WORK INSTRUCTIONS: Below are records to write out exactly; drop the pictures when you do.

--- DATA LISTING Enclosed Below ---

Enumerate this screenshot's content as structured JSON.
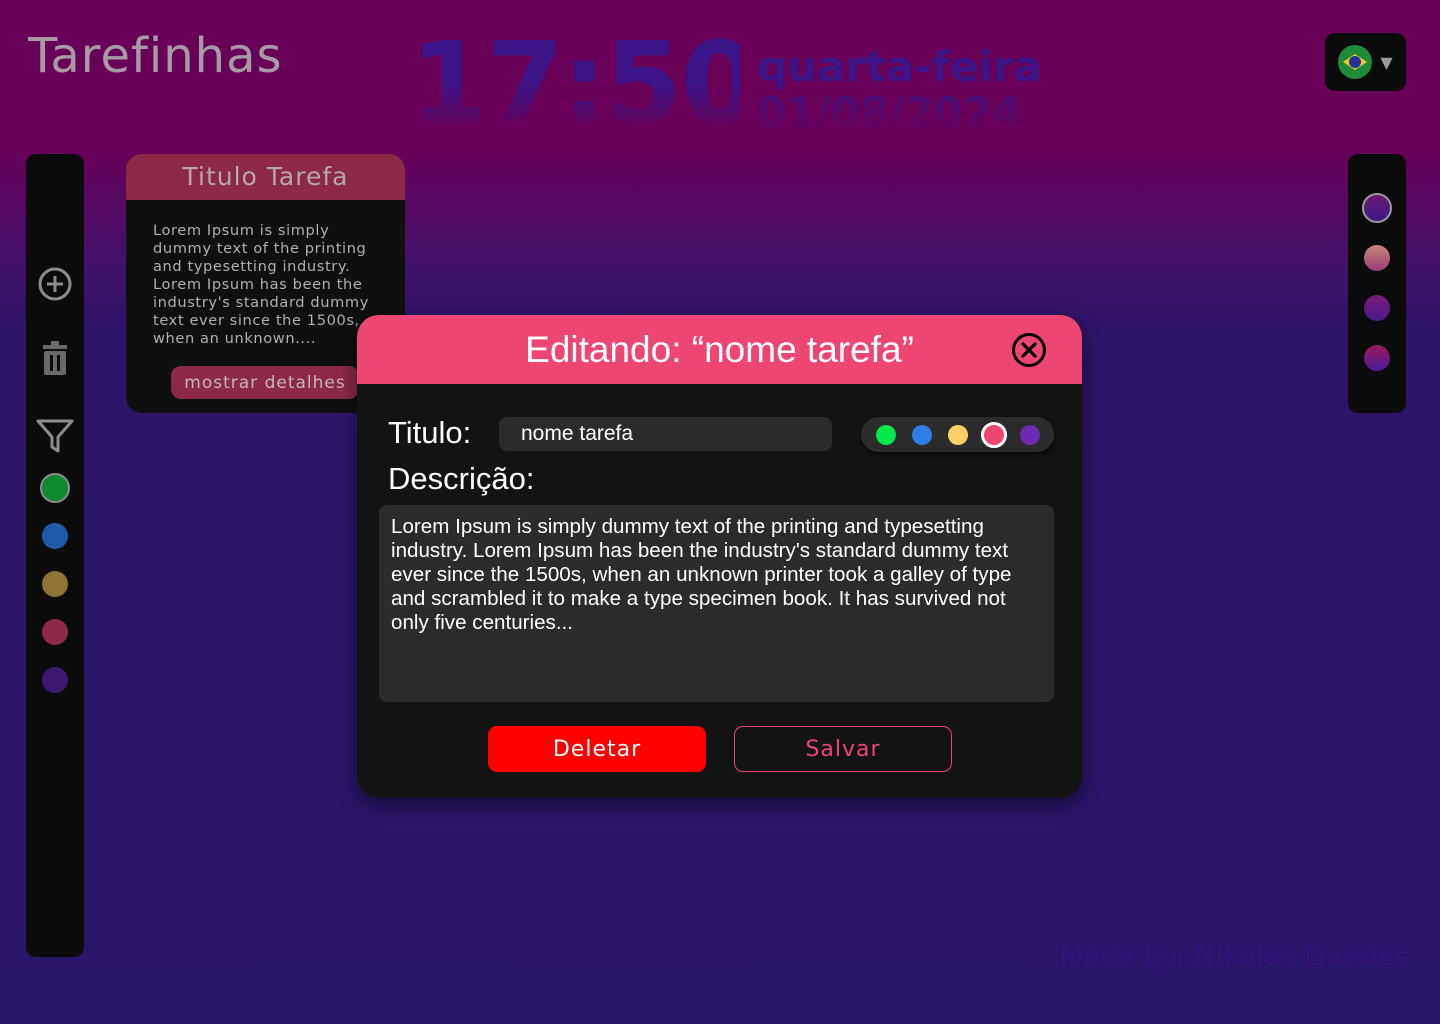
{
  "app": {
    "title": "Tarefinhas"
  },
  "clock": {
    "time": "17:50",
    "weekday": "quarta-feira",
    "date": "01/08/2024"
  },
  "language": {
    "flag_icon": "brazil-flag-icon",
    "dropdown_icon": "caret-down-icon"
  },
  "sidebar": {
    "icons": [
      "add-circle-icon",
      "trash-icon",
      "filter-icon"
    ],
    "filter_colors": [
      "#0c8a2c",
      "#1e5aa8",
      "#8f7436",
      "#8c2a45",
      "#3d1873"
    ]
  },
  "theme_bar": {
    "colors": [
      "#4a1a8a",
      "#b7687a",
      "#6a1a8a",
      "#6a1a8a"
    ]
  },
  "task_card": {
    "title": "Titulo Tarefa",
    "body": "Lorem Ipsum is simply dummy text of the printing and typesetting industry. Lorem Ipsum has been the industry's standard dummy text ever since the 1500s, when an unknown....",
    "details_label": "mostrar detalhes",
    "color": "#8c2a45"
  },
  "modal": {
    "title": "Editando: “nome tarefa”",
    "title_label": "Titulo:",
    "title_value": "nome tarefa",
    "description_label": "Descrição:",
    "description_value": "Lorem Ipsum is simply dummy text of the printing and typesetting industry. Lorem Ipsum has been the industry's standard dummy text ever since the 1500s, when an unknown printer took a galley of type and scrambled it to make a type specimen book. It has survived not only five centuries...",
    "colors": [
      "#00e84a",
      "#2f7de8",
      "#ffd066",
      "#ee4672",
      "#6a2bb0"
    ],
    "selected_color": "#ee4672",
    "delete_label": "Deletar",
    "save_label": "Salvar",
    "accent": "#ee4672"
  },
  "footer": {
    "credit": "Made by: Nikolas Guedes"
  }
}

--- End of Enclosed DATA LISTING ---

RESULT OF THE EXERCISE:
Enumerate this screenshot's content as structured JSON.
{
  "app": {
    "title": "Tarefinhas"
  },
  "clock": {
    "time": "17:50",
    "weekday": "quarta-feira",
    "date": "01/08/2024"
  },
  "language": {
    "flag_icon": "brazil-flag-icon",
    "dropdown_icon": "caret-down-icon"
  },
  "sidebar": {
    "icons": [
      "add-circle-icon",
      "trash-icon",
      "filter-icon"
    ],
    "filter_colors": [
      "#0c8a2c",
      "#1e5aa8",
      "#8f7436",
      "#8c2a45",
      "#3d1873"
    ]
  },
  "theme_bar": {
    "colors": [
      "#4a1a8a",
      "#b7687a",
      "#6a1a8a",
      "#6a1a8a"
    ]
  },
  "task_card": {
    "title": "Titulo Tarefa",
    "body": "Lorem Ipsum is simply dummy text of the printing and typesetting industry. Lorem Ipsum has been the industry's standard dummy text ever since the 1500s, when an unknown....",
    "details_label": "mostrar detalhes",
    "color": "#8c2a45"
  },
  "modal": {
    "title": "Editando: “nome tarefa”",
    "title_label": "Titulo:",
    "title_value": "nome tarefa",
    "description_label": "Descrição:",
    "description_value": "Lorem Ipsum is simply dummy text of the printing and typesetting industry. Lorem Ipsum has been the industry's standard dummy text ever since the 1500s, when an unknown printer took a galley of type and scrambled it to make a type specimen book. It has survived not only five centuries...",
    "colors": [
      "#00e84a",
      "#2f7de8",
      "#ffd066",
      "#ee4672",
      "#6a2bb0"
    ],
    "selected_color": "#ee4672",
    "delete_label": "Deletar",
    "save_label": "Salvar",
    "accent": "#ee4672"
  },
  "footer": {
    "credit": "Made by: Nikolas Guedes"
  }
}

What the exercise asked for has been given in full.